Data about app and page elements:
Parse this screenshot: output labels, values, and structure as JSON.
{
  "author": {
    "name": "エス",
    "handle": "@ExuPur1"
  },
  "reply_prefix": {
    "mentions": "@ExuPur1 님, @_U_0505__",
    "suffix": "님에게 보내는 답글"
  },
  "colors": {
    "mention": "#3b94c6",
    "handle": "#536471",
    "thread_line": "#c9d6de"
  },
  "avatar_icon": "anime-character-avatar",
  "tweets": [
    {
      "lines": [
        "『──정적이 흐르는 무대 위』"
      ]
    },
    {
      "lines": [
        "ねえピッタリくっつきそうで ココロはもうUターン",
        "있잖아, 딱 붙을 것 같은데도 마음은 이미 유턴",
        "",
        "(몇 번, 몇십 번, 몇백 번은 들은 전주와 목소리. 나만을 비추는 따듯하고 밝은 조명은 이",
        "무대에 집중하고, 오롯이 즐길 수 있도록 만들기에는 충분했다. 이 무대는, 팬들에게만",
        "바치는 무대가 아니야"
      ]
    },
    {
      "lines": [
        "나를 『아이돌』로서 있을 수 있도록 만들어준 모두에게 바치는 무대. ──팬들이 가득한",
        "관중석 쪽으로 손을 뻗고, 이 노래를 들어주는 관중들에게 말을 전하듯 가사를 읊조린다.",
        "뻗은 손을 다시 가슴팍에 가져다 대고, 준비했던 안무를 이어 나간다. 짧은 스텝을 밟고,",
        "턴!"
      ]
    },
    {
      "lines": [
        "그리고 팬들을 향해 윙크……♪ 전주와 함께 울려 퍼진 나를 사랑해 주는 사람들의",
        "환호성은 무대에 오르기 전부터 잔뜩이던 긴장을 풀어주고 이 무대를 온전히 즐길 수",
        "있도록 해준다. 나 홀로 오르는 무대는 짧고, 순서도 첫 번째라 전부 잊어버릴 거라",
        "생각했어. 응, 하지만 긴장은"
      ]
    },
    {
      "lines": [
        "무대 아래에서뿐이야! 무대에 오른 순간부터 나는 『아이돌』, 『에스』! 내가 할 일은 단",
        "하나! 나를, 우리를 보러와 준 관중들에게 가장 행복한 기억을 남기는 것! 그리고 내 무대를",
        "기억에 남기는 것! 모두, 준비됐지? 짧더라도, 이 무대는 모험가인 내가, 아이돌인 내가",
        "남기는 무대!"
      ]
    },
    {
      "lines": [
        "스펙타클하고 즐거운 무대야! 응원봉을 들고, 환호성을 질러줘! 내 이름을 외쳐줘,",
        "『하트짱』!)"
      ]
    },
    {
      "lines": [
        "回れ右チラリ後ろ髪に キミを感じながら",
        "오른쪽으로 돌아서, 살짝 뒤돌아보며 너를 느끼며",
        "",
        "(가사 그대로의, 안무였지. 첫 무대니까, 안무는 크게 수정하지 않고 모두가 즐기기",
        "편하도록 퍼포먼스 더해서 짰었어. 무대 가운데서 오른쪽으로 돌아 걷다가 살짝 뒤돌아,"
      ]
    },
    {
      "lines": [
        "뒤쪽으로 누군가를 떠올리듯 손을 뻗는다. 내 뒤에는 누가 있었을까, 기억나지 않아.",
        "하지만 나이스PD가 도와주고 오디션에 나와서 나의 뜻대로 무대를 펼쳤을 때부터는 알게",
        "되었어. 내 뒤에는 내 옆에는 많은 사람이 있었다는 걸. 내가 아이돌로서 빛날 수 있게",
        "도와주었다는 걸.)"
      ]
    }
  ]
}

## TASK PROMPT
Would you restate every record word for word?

## TASK SOLUTION
Parse this screenshot: output labels, values, and structure as JSON.
{
  "author": {
    "name": "エス",
    "handle": "@ExuPur1"
  },
  "reply_prefix": {
    "mentions": "@ExuPur1 님, @_U_0505__",
    "suffix": "님에게 보내는 답글"
  },
  "colors": {
    "mention": "#3b94c6",
    "handle": "#536471",
    "thread_line": "#c9d6de"
  },
  "avatar_icon": "anime-character-avatar",
  "tweets": [
    {
      "lines": [
        "『──정적이 흐르는 무대 위』"
      ]
    },
    {
      "lines": [
        "ねえピッタリくっつきそうで ココロはもうUターン",
        "있잖아, 딱 붙을 것 같은데도 마음은 이미 유턴",
        "",
        "(몇 번, 몇십 번, 몇백 번은 들은 전주와 목소리. 나만을 비추는 따듯하고 밝은 조명은 이",
        "무대에 집중하고, 오롯이 즐길 수 있도록 만들기에는 충분했다. 이 무대는, 팬들에게만",
        "바치는 무대가 아니야"
      ]
    },
    {
      "lines": [
        "나를 『아이돌』로서 있을 수 있도록 만들어준 모두에게 바치는 무대. ──팬들이 가득한",
        "관중석 쪽으로 손을 뻗고, 이 노래를 들어주는 관중들에게 말을 전하듯 가사를 읊조린다.",
        "뻗은 손을 다시 가슴팍에 가져다 대고, 준비했던 안무를 이어 나간다. 짧은 스텝을 밟고,",
        "턴!"
      ]
    },
    {
      "lines": [
        "그리고 팬들을 향해 윙크……♪ 전주와 함께 울려 퍼진 나를 사랑해 주는 사람들의",
        "환호성은 무대에 오르기 전부터 잔뜩이던 긴장을 풀어주고 이 무대를 온전히 즐길 수",
        "있도록 해준다. 나 홀로 오르는 무대는 짧고, 순서도 첫 번째라 전부 잊어버릴 거라",
        "생각했어. 응, 하지만 긴장은"
      ]
    },
    {
      "lines": [
        "무대 아래에서뿐이야! 무대에 오른 순간부터 나는 『아이돌』, 『에스』! 내가 할 일은 단",
        "하나! 나를, 우리를 보러와 준 관중들에게 가장 행복한 기억을 남기는 것! 그리고 내 무대를",
        "기억에 남기는 것! 모두, 준비됐지? 짧더라도, 이 무대는 모험가인 내가, 아이돌인 내가",
        "남기는 무대!"
      ]
    },
    {
      "lines": [
        "스펙타클하고 즐거운 무대야! 응원봉을 들고, 환호성을 질러줘! 내 이름을 외쳐줘,",
        "『하트짱』!)"
      ]
    },
    {
      "lines": [
        "回れ右チラリ後ろ髪に キミを感じながら",
        "오른쪽으로 돌아서, 살짝 뒤돌아보며 너를 느끼며",
        "",
        "(가사 그대로의, 안무였지. 첫 무대니까, 안무는 크게 수정하지 않고 모두가 즐기기",
        "편하도록 퍼포먼스 더해서 짰었어. 무대 가운데서 오른쪽으로 돌아 걷다가 살짝 뒤돌아,"
      ]
    },
    {
      "lines": [
        "뒤쪽으로 누군가를 떠올리듯 손을 뻗는다. 내 뒤에는 누가 있었을까, 기억나지 않아.",
        "하지만 나이스PD가 도와주고 오디션에 나와서 나의 뜻대로 무대를 펼쳤을 때부터는 알게",
        "되었어. 내 뒤에는 내 옆에는 많은 사람이 있었다는 걸. 내가 아이돌로서 빛날 수 있게",
        "도와주었다는 걸.)"
      ]
    }
  ]
}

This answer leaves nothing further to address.